This same Jesus later healed a blind man, a woman with an issue of blood and countless others. How could Jesus speak such harsh and unyielding words, then turn and lovingly, graciously heal people? These are two sides of the same Savior. Yet, ultimately our spiritual healing is more important to Jesus than our physical healing, for this life is temporary. Heaven is forever. Though we forget this truth, Jesus does not. When our brief lives are over we will stand before Him. He wants the best for us, for all eternity.
Jesus is both. Savior and Judge.
The Holy Spirit came to comfort and convict. He comforts us in our weakness, yet convicts us to expose any darkness to the Light of Christ, that we may grow in His likeness and reflect His loveliness.
The Holy Spirit is both. Comforter and Change-agent.
We have now come full circle. What do we do with a God who is both: loving and holy, Savior and Judge, One who comforts and convicts?
May we come before this mighty God and pray for humility, zeal and rest in greater and greater measures.

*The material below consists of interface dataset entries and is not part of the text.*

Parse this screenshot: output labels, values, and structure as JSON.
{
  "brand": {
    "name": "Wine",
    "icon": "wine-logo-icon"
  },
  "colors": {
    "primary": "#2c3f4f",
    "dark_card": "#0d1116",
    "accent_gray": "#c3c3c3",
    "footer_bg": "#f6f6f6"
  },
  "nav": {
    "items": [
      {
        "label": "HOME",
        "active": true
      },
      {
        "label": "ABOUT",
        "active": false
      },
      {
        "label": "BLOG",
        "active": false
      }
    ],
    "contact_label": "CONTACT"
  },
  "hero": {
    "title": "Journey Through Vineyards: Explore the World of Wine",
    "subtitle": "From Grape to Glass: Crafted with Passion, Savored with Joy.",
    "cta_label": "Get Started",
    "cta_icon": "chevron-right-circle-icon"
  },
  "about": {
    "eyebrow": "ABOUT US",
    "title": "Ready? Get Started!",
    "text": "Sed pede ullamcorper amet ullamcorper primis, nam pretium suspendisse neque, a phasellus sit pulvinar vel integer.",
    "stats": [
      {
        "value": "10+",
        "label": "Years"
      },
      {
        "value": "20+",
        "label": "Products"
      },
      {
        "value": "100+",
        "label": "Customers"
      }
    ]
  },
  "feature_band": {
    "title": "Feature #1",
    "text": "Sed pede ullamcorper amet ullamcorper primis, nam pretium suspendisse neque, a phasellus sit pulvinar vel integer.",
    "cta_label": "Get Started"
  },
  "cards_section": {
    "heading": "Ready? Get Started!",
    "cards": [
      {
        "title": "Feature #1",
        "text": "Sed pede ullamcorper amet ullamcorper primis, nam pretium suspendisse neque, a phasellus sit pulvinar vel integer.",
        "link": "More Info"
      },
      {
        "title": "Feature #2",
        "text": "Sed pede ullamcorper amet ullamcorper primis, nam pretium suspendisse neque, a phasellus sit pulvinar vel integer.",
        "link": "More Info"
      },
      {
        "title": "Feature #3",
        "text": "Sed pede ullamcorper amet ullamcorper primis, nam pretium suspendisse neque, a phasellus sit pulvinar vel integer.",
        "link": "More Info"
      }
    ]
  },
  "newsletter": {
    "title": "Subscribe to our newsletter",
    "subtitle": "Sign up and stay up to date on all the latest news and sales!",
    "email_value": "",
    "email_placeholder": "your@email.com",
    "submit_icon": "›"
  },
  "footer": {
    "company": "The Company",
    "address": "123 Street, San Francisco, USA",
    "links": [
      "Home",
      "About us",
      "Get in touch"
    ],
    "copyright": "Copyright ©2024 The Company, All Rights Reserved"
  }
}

We pray for humility, that we may have a right perspective of the magnitude of God’s greatness and perfection, resulting in a sober perspective of our own sinfulness, utter dependency and undeniable need for His help. Only then do we really understand how much our Creator God is also the greatest Lover of our souls. The greater His holiness, the greater the love expended to reach us.
We pray for zeal, so that we desire to continue growing in the grace and knowledge of Jesus Christ. We ask the Holy Spirit to convict us of secret sins and hidden faults that are hard for us to see and then ask Him to empower us to escape that sin and run toward Christ with all our strength, knowing that He holds out those nail-scarred hands for us always.
We pray for rest, that we may rest in His promises and His power to complete that which He began. We pray to rest completely in the finished work of Jesus Christ on the cross. He has done it all! He has won the victory! He has paid the price and suffered the punishment for us! May we rest in the true peace that comes through knowing that Jesus’ sacrifice alone reconciles us to our holy and loving God.
How do you come to terms with a God who is both holy and loving, Savior and Judge, Comforter and Exposer? Please share your thoughts and insights.
Please pray with me.
Dear Heavenly Father, we praise You for You are the sovereign God, Creator of all, Master and Sustainer of the heavens and the earth! You are holy, perfect, righteous, just and true. Though we are sinful and broken, we long for your perfect goodness. We thank you for sending Jesus, to carry our sins to the cross and let them be nailed right through Him there, that we would be rescued from hell, cleansed of our sin and made fit for heaven. Hallelujah! Thank You for this eternal blessing! We ask you to help us grow in humility that we would remember who You are and how much we need You. We ask You to stir up our zeal, that we would be always desiring to grow in the likeness of Christ, out of unending gratitude for what He has done. Holy Spirit, expose the sins of our hearts that lurk in the cracks and corners where we cannot see, that we may grow to be more like Jesus. We ask you to give us rest in You. Help us remember Your promises to the people who love You and call on Your name. Let us rest knowing we have the peace that comes from the unchanging power of Christ’s blood covering us that no one can ever take away. Help us love You, seek You and honor You in spirit and in truth. In Jesus’ name and for His sake we pray. Amen.